The story is well known enough: Firemen burn books because books contain ideas, which just confuse and upset people. In a culture that fears dissent, ideas are weapons of mass destruction. (H. G. Wells also foresaw a book- and thought-free future in The Time Machine.)
What makes this production so contemporary is not just the cool multimedia elements, but also its reflection of our relationship to multimedia itself. Look around at how many people are connected to their devices, hooked on media walls that aren't just on the walls anymore--they never leave our hands. And yes, in many ways, this does detract from our ability to focus, reflect, think, and question.
But for me the real foresight of Bradbury comes through in Montag and Clarisse's escape to the woods and in the preservation of books through oral storytelling.
Futurist William Crossman has long been forecasting the rise of voice-based computing and the lessening need for text. See VIVO [Voice In/Voice Out]: The Coming Age of Talking Computers.
Frankly, as much as I love Moby Dick, I can't imagine memorizing it. Nor do I necessarily buy into the idea of rote memorization as valuable for critical thinking. But Bradbury's point about conveying cultural knowledge through the medium of storytelling is valid, and Crossman's point about advanced societies relying less on text to do the conveying is becoming increasingly validated.

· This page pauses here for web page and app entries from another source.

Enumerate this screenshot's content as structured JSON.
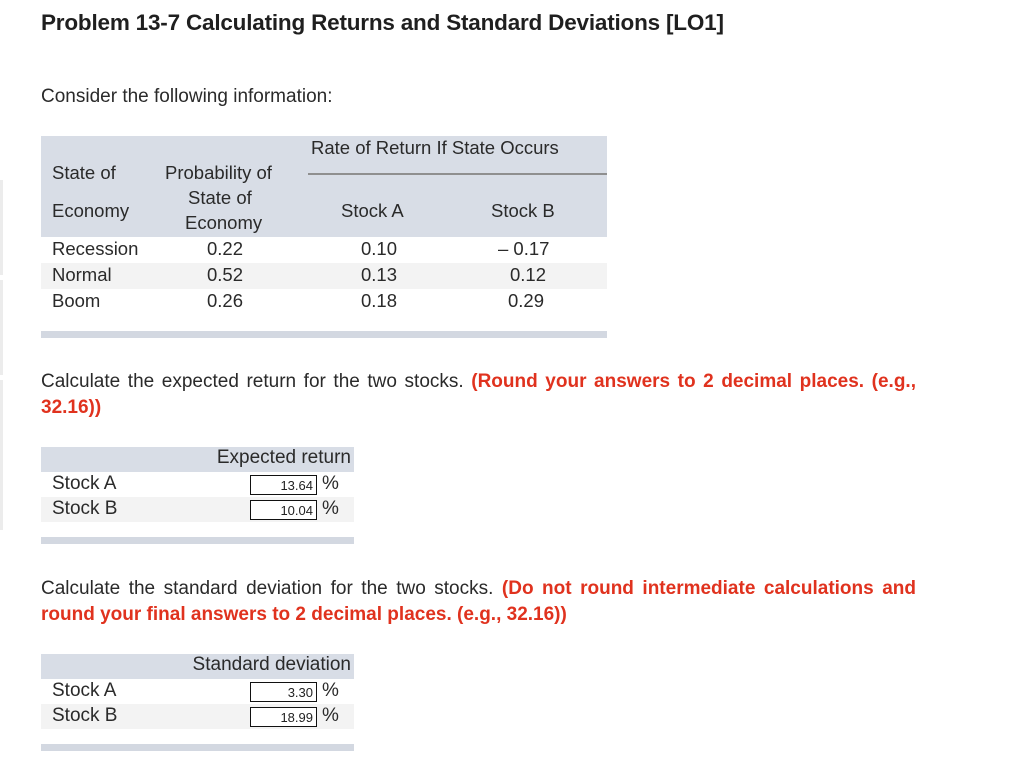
{
  "title": "Problem 13-7 Calculating Returns and Standard Deviations [LO1]",
  "intro": "Consider the following information:",
  "info_table": {
    "group_header": "Rate of Return If State Occurs",
    "col_state": [
      "State of",
      "Economy"
    ],
    "col_prob": [
      "Probability of",
      "State of",
      "Economy"
    ],
    "col_a": "Stock A",
    "col_b": "Stock B",
    "rows": [
      {
        "state": "Recession",
        "prob": "0.22",
        "a": "0.10",
        "b": "– 0.17"
      },
      {
        "state": "Normal",
        "prob": "0.52",
        "a": "0.13",
        "b": "0.12"
      },
      {
        "state": "Boom",
        "prob": "0.26",
        "a": "0.18",
        "b": "0.29"
      }
    ]
  },
  "q1": {
    "text": "Calculate the expected return for the two stocks.",
    "note": "(Round your answers to 2 decimal places. (e.g., 32.16))",
    "header": "Expected return",
    "rows": [
      {
        "label": "Stock A",
        "value": "13.64",
        "unit": "%"
      },
      {
        "label": "Stock B",
        "value": "10.04",
        "unit": "%"
      }
    ]
  },
  "q2": {
    "text": "Calculate the standard deviation for the two stocks.",
    "note": "(Do not round intermediate calculations and round your final answers to 2 decimal places. (e.g., 32.16))",
    "header": "Standard deviation",
    "rows": [
      {
        "label": "Stock A",
        "value": "3.30",
        "unit": "%"
      },
      {
        "label": "Stock B",
        "value": "18.99",
        "unit": "%"
      }
    ]
  }
}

Bradbury's prescription for his hero, escaping to nature and away from the oppressively conforming and soul numbing city, is the same prescription we hear today from Richard Louv, author of Last Child in the Woods and The Nature Principle. Louv writes about his prescription for children hooked on technologies and suffering from nature-deficit order in the next issue of THE FUTURIST.